Thousands of people spent the night in a makeshift tent camp in Manama’s Pearl Square, which has been swarmed by demonstrators, some draping themselves in the Bahraini flag. One demonstrator used a bullhorn to urge protesters to remain until their demands are met, as the Arab wave for change takes hold in the Gulf.

The protests began Monday as a cry for the country’s Sunni monarchy to loosen its grip, including hand-picking most top government posts, and open more opportunities for the country’s majority Shiites, who have long complained of being blocked from decision-making roles.

Brief by The Associated Press

Anti-government protests, clashes spread to Libya

Egypt-inspired unrest spread against Libya’s longtime ruler Moammar Gadhafi on Wednesday, with riot police clashing with protesters in the second-largest city of Benghazi and marchers setting fire to security headquarters and a police station in the city of Zentan, witnesses said.

Gadhafi’s government sought to allay further unrest by proposing the doubling of government employees’ salaries and releasing 110 suspected Islamic militants who oppose him – tactics similar to those used by other Arab regimes in the recent wave of protests.

Activists using Facebook and Twitter have called for nationwide demonstrations on Thursday to demand the ouster of Gadhafi, establishment of a constitution and comprehensive political and economic reforms. Gadhafi came to power in 1969 through a military coup and has ruled the country without an elected parliament or constitution.

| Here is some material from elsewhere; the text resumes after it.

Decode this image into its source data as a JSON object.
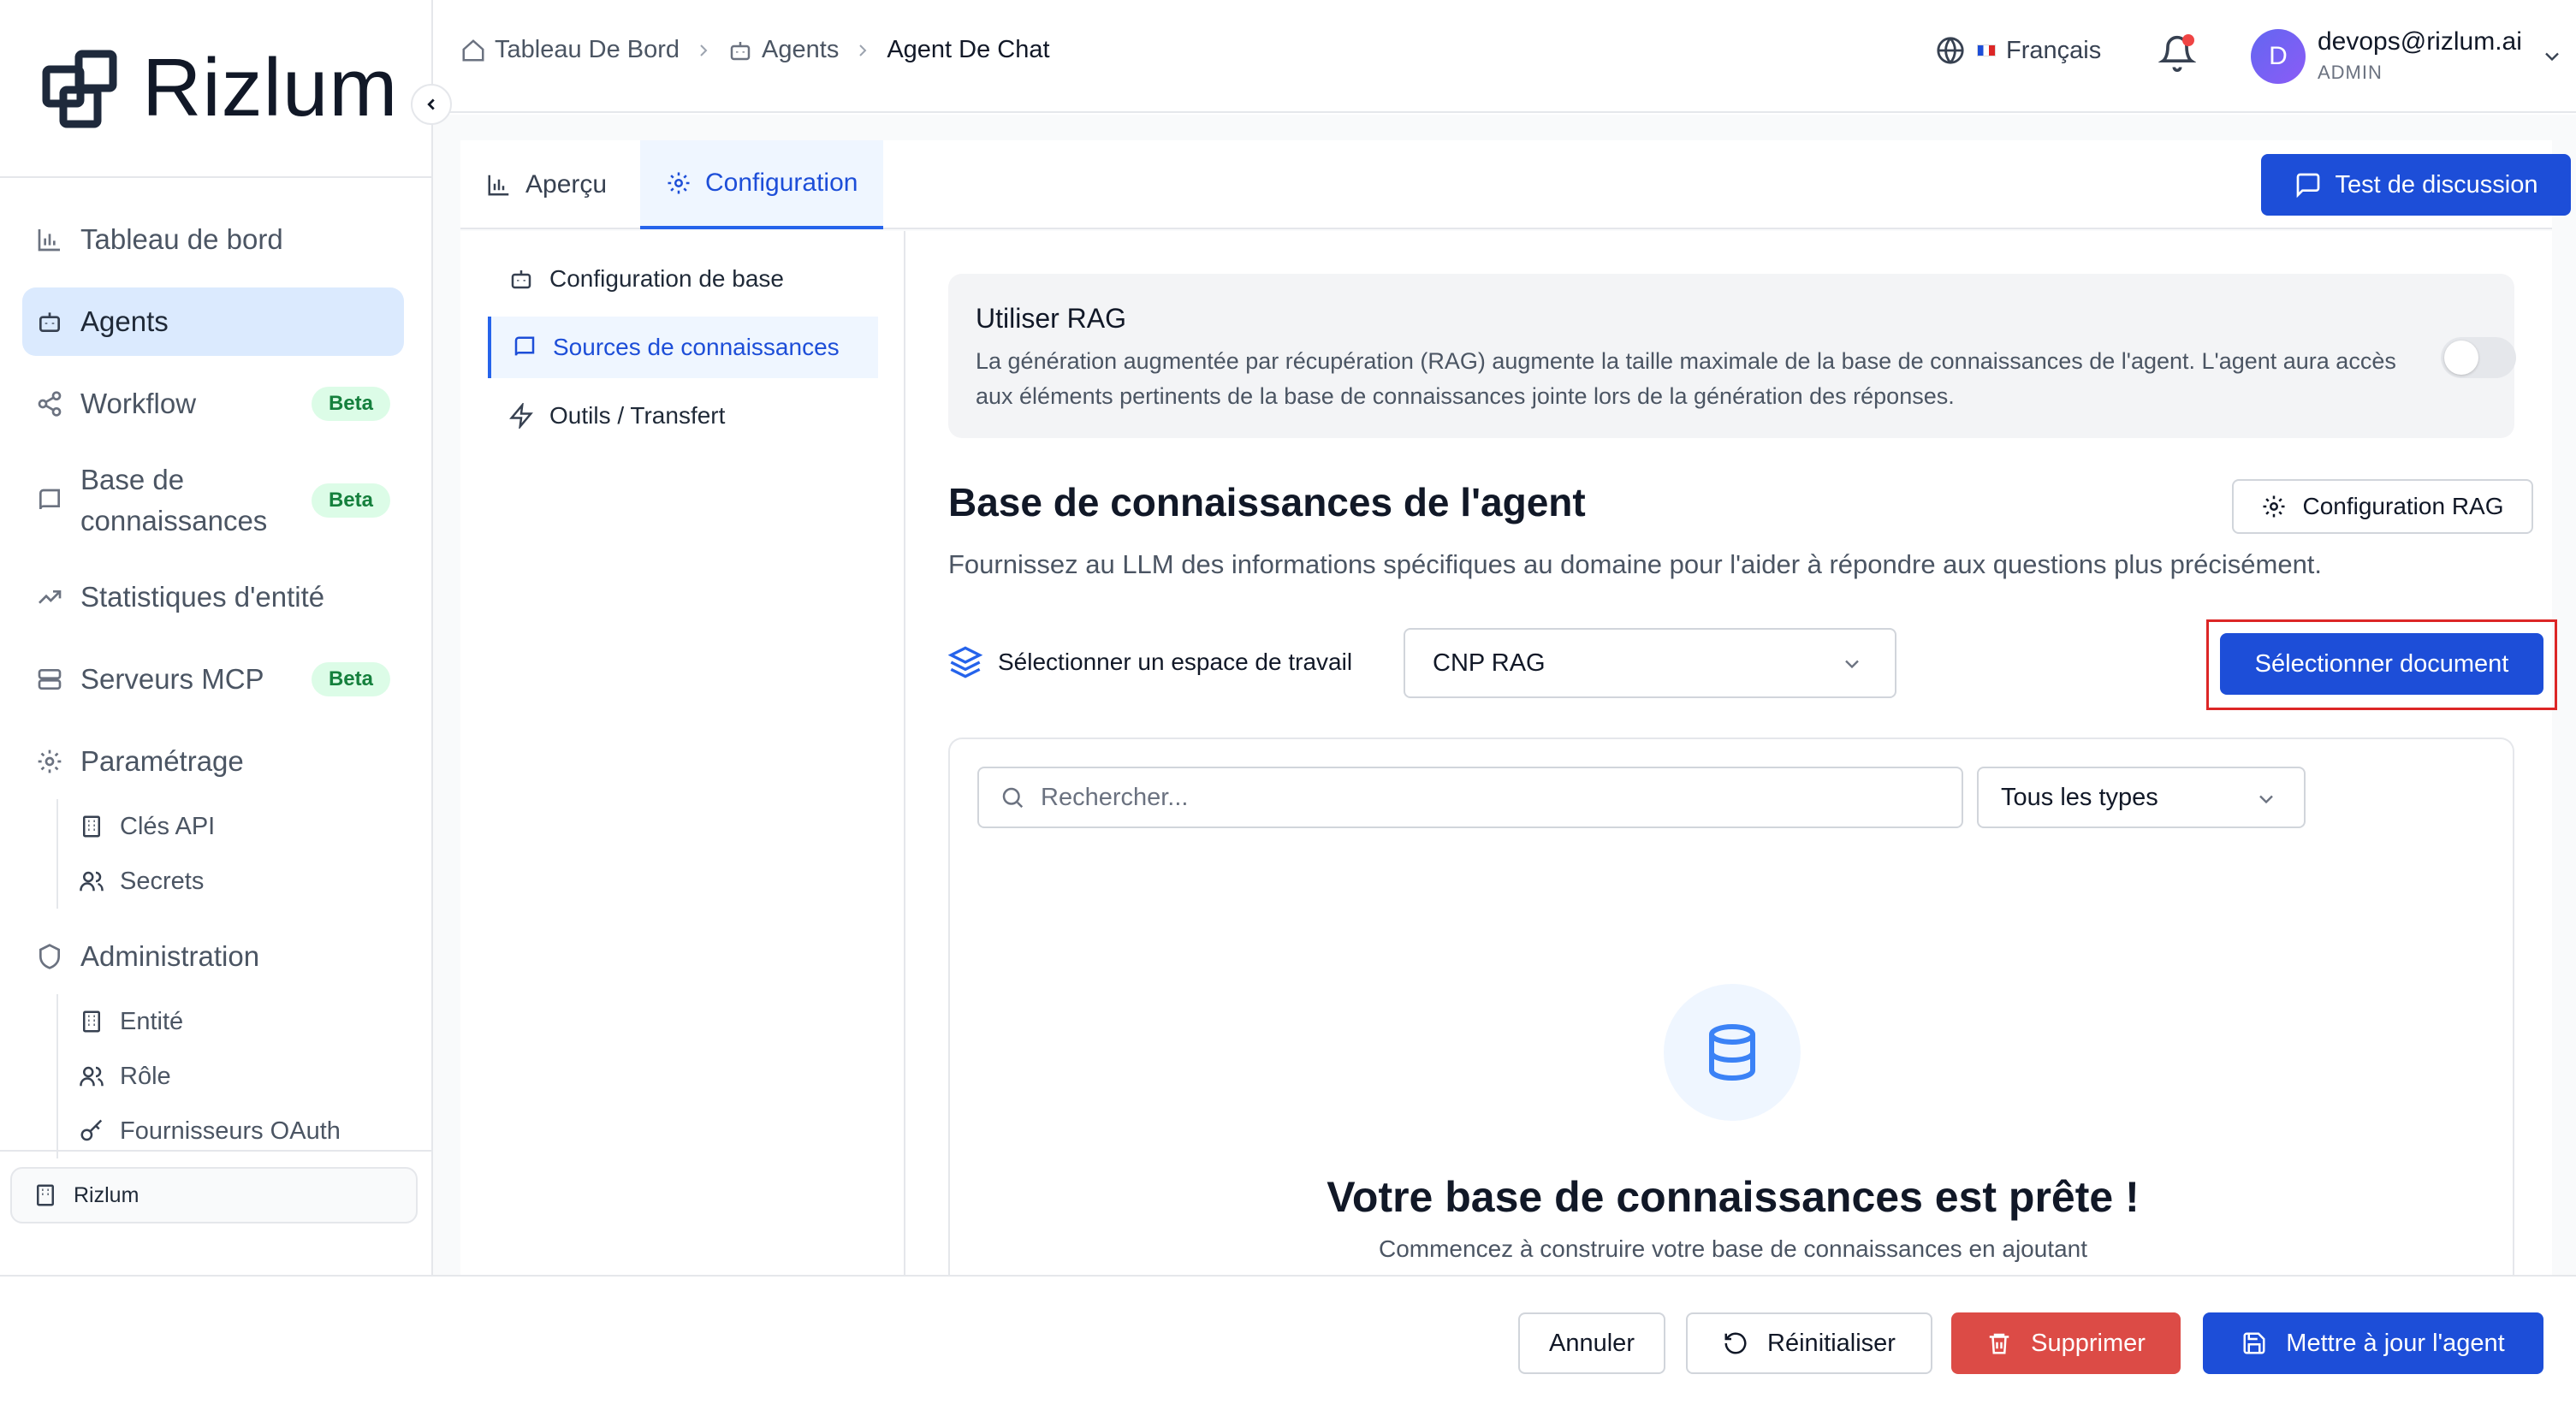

The Benghazi protest began Tuesday and lasted until around 4 a.m. Wednesday. It was triggered by the arrest of an activist but quickly took on an anti-government tone, according to witnesses and other activists. The protest was relatively small, but it signaled that anti-government activists have been emboldened by uprisings elsewhere.

Brief by The Associated Press

Be the first to comment

Leave a Reply